12643002_10201266146531810_4935112817427644002_nPadam, the son of Keystone staff members, joins in a game of football.

By Sinan, Cornell student.

Last week, after a long day of classes, we saw some of the employees of Keystone setting up for a game of cricket. Some of us students, including Rabin, Subin, Mani, and myself, asked if we could join in and were welcomed. However, with our lack of knowledge on how the game of cricket worked and the lack of players we decided to play football instead.

The day before, I had gone to Ramchand (the nearby general store) and picked up a ball that we could play with. Within a few minutes local friends were called up and teams were decided. Two bricks were placed on each end of the red dirt in front of Manda Arae. This was now our football field.

Soon enough we were playing. I myself had not played football in a very long time and was never very good. Instantly, I was regretting my decision of not joining a league when I was young like my parents had suggested. Everyone was pretty solid and had good chemistry. After a while I started picking it up, though I was still the weak link on my team: missing passes, loosing the ball, and kicking it out of bounds.

12646709_10201266147411832_7122447132842101820_oYet as much fun as playing football was, it was not the game that this blog post is about.

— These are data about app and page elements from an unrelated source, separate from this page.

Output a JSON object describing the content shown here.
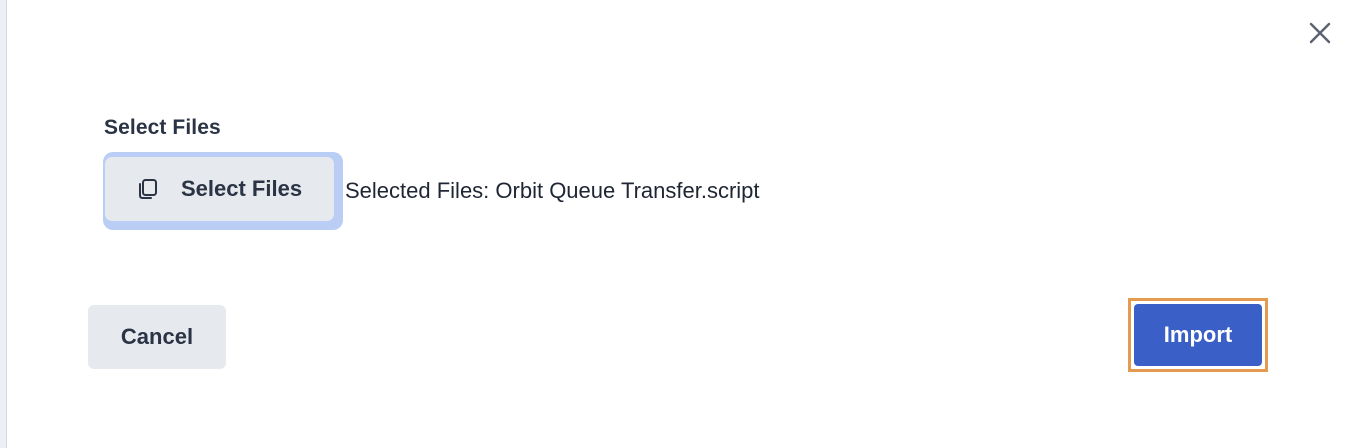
{
  "dialog": {
    "close_icon": "close-icon",
    "section_label": "Select Files",
    "select_button": {
      "icon": "copy-files-icon",
      "label": "Select Files"
    },
    "selected_files_text": "Selected Files: Orbit Queue Transfer.script",
    "cancel_label": "Cancel",
    "import_label": "Import"
  },
  "colors": {
    "primary": "#3a5fc6",
    "secondary_bg": "#e6e9ee",
    "focus_ring": "#b9cdf5",
    "highlight_outline": "#e49a4f",
    "text_dark": "#2b3445"
  }
}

During our game something incredible occurred. Beyond one of the brick goals there was construction underway, where the new bathrooms for the Keystone campus are being built. In this construction area was a well about a four meters deep, empty but dark.

One of the shots on goal missed and rolled right into the well. We all watched in horror.

To me, this was a lost cause. The game was over. But as I was thinking that, a discussion broke out in Tamil. Quickly, a decision was made by the group. A sketchy ladder was fetched and placed in the well. Two people held the ladder so that one brave soul would not be lost in the darkness of the well, then we held the hands of those holding the ladder and wrapped our hands around a pole so not to slide in. Soon enough the brave soul stepped on the ladder and made his way down.

We watched in anticipation. Within seconds he was at the bottom of the well holding the ball, and then he climbed back up with the jewel we all had thought we lost. As he emerged from the darkness of the well, we all roared with excitement. Without any thought we were back playing football.

This whole event, from the moment of discussion to the emergence of our hero, only took about five minutes. I was so impressed by the teamwork.

The culture here in India promotes teamwork so well; I feel as though if my friends and I were playing back in Ithaca and we lost a ball in a well, the game would be over – and we would buy a new ball. But here there were no such thoughts. The ball was not a lost cause, it just needed us to work together and retrieve it.

12642448_10201266146451808_8714351681102686470_nThis experience made me realize how individualistic the society I come from is, though I do not think of this as a negative, just as a different culture. In India, the society is much more team-oriented. What I witnessed blew me away, and still today as I write the teamwork and efficiency in which the ball was retrieved from a seemingly hopeless place amazes me.

This simple game of pick-up football gave me a lens through which to see Indian culture. What the NFLC facilitates is an environment in which you live, learn, and experience a culture in a very intimate way, such as an impromptu game of football. I look forward to my remaining time here, in India and at the NFLC: learning and being amazed.